Baylor ran up 606 yards of total offense platooning Charlie Brewer and NC State transfer Jalen McClendon. If the Bears need to heed a red flag, they did allow the Wildcats to gain 466 yards against them, basically equally distributed through the air and on the ground.
Weapons, Weapons, Everywhere
Back to Houston for a second, Kendal Briles isn't sleeping tonight. Instead, he's staring at the ceiling imagining ways he can use his offensive skill players. Bryson Smith is a homerun threat, Marquez Stevenson erupted, Courtney Lark and Keith Corbin both looked dangerous. Four Houston receivers averaged 20 plus yards per catch. Mulbah Car put together 90 yards on the ground, and the glue that held it all together was the electric D'Eriq King.
We suspected Houston had the skill talent to play with anybody, with Smith and Stevenson contributing the pantry may be more stocked than we imagined. Once Houston hit its rhythm and pace, the Cougars looked unstoppable, cutting through the Owls like a knife through warm butter. You cannot simulate the pace Houston plays at and you certainly can't simulate the skill talent.
Before North Texas, Houston, and TCU fans start booking tickets for a playoff site and more importantly, before SMU, Texas State, UTSA, Texas Tech, Texas, and UTEP fans start looking for a tall bridge, remember, it's week one. Numero Uno. This season will have a lot of chapters to contribute and today was just a small portion of the story. Ask Rice about the jump from week one to week two. That improvement isn't unusual. It's a long season with a world of opportunity.
North Texas set an Apogee Stadium attendance record with 29,519 against the Ponies on Saturday night.
Ed Oliver announced his presence with authority, making 13 tackles, 3.5 of those for loss, and registering two quarterback hurries.
Texas State's run game continues to struggle, the Bobcats averaged 2.2 yards per carry on 32 attempts against Rutgers.
UTEP shot itself in the football with three turnovers and ten penalties.
Texas transfer John Bonney led his new team, Texas Tech with eight stops vs. Ole Miss.

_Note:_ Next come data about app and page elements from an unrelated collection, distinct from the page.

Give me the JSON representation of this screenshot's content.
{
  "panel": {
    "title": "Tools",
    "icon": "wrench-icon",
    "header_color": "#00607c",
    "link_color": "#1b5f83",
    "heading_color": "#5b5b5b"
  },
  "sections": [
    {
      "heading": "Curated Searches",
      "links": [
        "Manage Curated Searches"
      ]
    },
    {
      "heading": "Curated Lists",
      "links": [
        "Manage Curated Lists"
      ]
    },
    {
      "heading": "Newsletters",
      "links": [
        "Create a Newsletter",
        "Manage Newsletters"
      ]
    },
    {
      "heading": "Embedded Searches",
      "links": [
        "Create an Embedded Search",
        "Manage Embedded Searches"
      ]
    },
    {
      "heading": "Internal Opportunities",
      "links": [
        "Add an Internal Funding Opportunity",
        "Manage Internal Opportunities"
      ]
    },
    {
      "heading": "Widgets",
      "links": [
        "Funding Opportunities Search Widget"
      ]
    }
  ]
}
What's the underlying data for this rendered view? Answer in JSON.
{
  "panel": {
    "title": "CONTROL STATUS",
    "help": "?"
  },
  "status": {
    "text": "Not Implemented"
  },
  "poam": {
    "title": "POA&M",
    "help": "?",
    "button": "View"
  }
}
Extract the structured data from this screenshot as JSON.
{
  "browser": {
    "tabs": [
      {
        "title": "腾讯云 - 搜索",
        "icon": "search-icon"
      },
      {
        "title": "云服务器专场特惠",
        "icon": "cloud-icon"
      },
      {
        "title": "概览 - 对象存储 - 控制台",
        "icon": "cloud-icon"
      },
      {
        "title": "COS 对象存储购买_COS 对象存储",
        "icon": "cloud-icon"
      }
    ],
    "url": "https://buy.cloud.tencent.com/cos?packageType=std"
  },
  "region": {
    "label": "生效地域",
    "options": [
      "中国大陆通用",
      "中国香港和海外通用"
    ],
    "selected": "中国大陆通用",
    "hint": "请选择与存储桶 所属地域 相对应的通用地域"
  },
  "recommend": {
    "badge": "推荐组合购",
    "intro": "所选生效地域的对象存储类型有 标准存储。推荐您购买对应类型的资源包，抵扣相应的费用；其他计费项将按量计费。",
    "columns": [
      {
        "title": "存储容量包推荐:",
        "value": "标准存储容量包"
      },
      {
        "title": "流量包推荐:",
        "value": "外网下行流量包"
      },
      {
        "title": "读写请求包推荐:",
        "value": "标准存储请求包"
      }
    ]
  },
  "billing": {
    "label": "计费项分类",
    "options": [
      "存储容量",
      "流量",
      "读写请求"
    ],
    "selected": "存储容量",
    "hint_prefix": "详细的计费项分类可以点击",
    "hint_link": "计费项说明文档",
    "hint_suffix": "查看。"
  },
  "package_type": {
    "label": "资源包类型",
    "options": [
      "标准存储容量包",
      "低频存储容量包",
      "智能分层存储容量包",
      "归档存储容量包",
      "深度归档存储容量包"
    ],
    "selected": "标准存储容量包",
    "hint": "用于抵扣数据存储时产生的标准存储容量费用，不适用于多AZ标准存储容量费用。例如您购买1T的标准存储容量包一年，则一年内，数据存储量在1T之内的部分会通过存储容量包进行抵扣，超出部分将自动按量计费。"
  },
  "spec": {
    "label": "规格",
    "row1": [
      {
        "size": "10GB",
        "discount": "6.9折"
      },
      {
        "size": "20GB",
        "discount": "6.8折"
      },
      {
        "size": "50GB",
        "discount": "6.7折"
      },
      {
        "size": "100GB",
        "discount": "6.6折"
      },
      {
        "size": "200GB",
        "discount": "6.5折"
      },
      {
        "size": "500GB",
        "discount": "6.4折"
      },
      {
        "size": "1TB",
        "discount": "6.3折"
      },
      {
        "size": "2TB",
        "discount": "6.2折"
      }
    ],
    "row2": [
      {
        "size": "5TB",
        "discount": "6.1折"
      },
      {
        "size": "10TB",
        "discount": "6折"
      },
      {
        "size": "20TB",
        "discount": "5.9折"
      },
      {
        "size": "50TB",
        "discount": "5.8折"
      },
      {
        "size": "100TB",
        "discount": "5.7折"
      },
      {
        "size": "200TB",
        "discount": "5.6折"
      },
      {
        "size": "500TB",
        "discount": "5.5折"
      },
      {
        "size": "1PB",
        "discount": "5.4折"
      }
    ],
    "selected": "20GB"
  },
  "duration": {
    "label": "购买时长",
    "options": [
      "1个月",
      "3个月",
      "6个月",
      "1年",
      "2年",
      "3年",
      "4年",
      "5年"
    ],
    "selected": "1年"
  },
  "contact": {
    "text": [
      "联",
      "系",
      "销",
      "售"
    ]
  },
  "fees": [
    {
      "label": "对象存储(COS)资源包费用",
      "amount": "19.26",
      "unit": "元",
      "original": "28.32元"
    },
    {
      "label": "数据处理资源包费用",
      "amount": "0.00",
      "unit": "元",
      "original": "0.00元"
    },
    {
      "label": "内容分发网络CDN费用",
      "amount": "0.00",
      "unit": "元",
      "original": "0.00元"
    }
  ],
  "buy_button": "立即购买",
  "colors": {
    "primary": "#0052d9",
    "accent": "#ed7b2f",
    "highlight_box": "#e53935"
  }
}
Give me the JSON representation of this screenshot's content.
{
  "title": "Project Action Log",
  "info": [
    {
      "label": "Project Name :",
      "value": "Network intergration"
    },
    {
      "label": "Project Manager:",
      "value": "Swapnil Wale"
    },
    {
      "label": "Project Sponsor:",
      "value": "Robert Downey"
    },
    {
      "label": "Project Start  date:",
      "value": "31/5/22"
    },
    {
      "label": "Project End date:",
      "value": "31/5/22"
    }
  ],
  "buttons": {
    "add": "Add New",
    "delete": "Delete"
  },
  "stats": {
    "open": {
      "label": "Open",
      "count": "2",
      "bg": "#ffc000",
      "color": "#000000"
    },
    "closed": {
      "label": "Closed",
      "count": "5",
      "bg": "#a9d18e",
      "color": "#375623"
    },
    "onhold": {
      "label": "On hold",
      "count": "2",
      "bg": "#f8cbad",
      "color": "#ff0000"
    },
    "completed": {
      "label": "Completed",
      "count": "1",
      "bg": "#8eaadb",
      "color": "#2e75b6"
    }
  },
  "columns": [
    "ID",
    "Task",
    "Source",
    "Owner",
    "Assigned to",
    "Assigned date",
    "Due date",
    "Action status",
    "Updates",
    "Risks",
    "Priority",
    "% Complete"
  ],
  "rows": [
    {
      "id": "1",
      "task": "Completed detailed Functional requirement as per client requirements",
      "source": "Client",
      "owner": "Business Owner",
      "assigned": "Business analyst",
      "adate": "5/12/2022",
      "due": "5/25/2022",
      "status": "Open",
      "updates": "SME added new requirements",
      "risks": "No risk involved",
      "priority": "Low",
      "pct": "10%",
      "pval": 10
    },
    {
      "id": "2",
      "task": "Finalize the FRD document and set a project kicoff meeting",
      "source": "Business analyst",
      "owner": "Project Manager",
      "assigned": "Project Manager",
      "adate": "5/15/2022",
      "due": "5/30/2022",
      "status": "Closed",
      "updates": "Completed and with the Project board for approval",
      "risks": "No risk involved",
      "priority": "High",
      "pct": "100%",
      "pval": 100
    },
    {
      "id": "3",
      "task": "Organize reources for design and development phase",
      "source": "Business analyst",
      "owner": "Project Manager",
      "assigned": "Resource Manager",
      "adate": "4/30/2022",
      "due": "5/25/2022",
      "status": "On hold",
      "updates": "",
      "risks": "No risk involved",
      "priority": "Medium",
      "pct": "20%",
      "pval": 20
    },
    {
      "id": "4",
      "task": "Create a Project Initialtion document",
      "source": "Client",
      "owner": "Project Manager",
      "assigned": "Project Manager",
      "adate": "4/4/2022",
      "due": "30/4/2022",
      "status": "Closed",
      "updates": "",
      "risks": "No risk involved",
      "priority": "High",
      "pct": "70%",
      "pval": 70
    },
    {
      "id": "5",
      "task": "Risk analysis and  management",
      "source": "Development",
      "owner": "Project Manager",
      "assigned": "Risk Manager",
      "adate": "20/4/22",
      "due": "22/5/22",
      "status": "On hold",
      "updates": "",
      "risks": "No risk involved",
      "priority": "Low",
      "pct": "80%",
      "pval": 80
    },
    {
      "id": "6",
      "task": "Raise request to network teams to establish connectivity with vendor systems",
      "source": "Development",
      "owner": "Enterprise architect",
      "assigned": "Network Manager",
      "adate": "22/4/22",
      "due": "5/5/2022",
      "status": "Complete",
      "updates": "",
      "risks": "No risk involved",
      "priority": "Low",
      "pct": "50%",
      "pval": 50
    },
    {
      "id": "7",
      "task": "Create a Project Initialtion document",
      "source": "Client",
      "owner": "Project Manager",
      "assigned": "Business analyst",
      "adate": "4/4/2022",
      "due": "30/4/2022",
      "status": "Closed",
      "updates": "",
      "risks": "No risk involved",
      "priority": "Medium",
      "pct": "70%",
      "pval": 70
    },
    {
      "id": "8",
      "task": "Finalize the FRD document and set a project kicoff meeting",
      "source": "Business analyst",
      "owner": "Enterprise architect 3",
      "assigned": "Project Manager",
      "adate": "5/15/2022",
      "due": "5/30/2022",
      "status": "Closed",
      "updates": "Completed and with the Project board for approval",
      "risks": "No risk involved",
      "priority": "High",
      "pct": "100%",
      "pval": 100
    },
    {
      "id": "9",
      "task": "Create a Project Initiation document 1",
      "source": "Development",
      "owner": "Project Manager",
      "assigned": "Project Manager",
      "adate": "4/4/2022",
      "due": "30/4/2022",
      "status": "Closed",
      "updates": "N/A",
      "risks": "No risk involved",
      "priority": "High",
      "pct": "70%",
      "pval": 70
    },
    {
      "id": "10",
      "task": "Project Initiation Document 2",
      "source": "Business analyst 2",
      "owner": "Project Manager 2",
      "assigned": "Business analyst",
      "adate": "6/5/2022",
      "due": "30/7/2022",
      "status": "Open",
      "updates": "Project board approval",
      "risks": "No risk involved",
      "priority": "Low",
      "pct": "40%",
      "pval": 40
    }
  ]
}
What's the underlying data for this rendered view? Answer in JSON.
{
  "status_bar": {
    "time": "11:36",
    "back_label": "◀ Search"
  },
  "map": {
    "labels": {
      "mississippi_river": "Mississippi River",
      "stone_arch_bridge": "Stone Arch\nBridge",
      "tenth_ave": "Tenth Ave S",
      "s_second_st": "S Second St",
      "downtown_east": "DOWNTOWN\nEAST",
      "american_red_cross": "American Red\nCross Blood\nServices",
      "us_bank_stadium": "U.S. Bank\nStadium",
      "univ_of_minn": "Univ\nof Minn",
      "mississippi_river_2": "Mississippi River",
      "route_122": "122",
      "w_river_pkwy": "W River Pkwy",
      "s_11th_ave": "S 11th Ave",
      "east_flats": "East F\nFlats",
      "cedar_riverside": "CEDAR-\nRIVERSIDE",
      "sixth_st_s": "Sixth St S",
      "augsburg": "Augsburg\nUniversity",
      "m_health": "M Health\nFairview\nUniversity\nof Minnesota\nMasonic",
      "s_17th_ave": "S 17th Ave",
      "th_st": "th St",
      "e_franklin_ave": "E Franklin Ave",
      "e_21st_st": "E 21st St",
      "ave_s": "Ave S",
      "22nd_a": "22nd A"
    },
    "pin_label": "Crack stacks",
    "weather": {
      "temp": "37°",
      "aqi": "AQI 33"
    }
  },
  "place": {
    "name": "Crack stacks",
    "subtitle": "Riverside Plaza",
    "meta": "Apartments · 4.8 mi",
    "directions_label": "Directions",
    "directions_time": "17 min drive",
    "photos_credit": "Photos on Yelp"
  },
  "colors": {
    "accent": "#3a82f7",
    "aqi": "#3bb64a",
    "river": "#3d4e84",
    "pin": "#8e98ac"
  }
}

A&M rolled up 758 yards in the Aggie's win over FCS opponent Northwestern State.
Baylor had two 100 yards rushers with John Lovett rushing for 115 on just twelve carries and JaMycal Hasty with 102 yards on ten carries.
Kai Locksley accounted for 170 of UTEP's 227 yards of total offense.
T.J. Vasher did this.
About that new kickoff rule...
Jalen Rhodes with the concentration.